66th for the Best Dad

Today is my Dad's birthday.  I've been thinking about him all week.  The other night we talked for several hours on the phone.  He was talking about poetry, religion, and his life.  He quoted Harold Bloom, who wrote "Religion is the poetry, not the opiate of the masses."  My Dad was talking about how he feels this way about religion, and his own life-- that he approaches it the same way that he approaches poetry.  That at first there is this wall when he is trying to look at things in a literal way, and trying to understand his life, but that when he gives it time, and instead of trying to understand it, he begins to relax, that slowly he begins to understand and see things more clearly.

Though I can hardly recount exactly what my Dad was saying, or what he meant by it, it's given me something to think about since we talked.  I think it's a beautiful way to look at religion and life-- like poetry.  You can read a poem, and an apple within the poem can literally be an apple, but it can also be a million different things, depending on who is reading it, and where they are in that moment with the poem.  There are layers and layers of meaning-- always changing and becoming more.  One of the worst things you can do with a poem is to sit down with it, read it once, and ask "what does it mean?"  You have to listen to its sounds, feel its rhythm, look at the images within it and the relationship between them, and then ask what it makes you feel, and what it means to you-- if it connects to other stories, images, or experiences in your life.  If it is something that resonates within you, then you should read it again and again, until you begin to "understand" it.

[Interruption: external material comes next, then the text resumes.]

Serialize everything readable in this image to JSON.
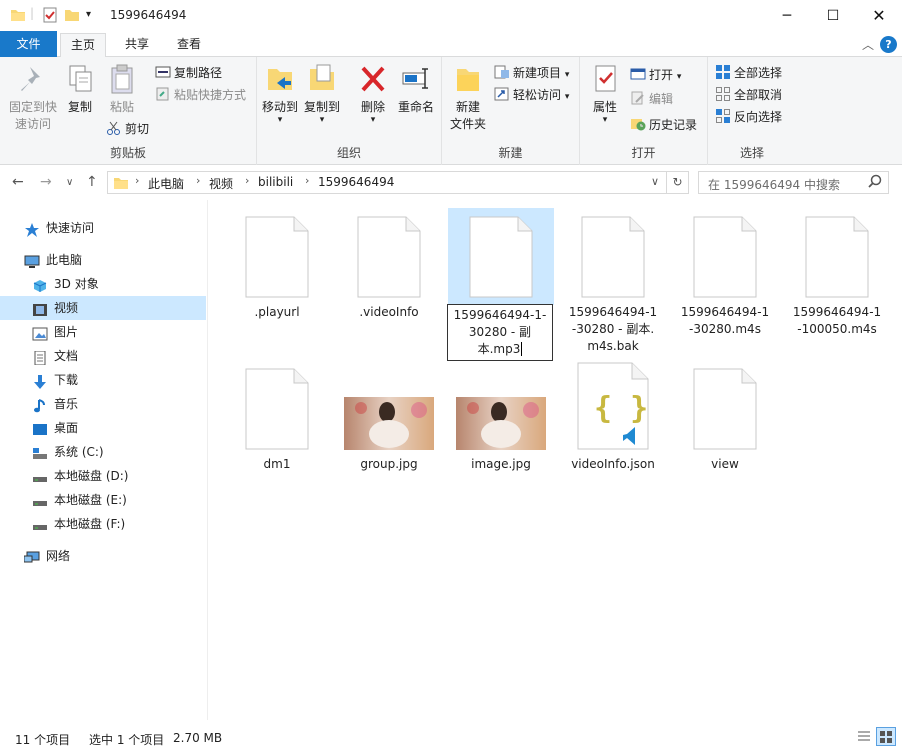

I think too often we look at life-- religion, politics, our relationships, and ask "what does it mean?"  We limit our focus to a hyper-literal one, and we loose a shared understanding of those sounds, rhythms, and images.  We loose our ability to communicate with the deepest parts of ourselves, and with others as well.

I love that conversation with my Dad, and the direction it's given my thoughts this week.

I'm so lucky to have been born to parents who I love and respect.  My Dad is one of the most interesting, wise, and loving people that I know.  I can listen to him talk for hours about subjects that he's interested in and never get bored.  I wish somehow I could bottle those conversations up, and replay them later on.

He not only talks about interesting things, but lives his life in an interesting way.  I have never known my Dad when he wasn't really interested and involved in some pursuit of his.  At the moment he spends his days reading and studying poetry, studying Spanish for hours a day (because he's always wanted to learn it and he and my Mom are on a service mission for the LDS church in a Spanish-speaking branch), takes sewing classes, and sews amazing things, works in his wood shop making beautiful furniture and boxes, plants and harvests a huge garden every year, and runs after his grandchildren in his spare time.  His house is full of watercolor paintings that he's painted, as well as prints of some of his favorite artists.

My Dad's voice, and the way that he's lived his life has shaped my interests, my loves, and the way that I see the world.  My love of nature was gained on the many backpacking trips we took through craggy Utah wilderness and desert.  My love of music was learned in his arms while he sang to me.  My love of words and stories was learned in the stories he told to us again and again.

Mostly though, he's taught me how to love and be loved.  I wouldn't pick a different person to be my Dad if I had all the Dads in the world to choose from.

Love you Dad!  Happy Birthday.

Your Favorite Daughter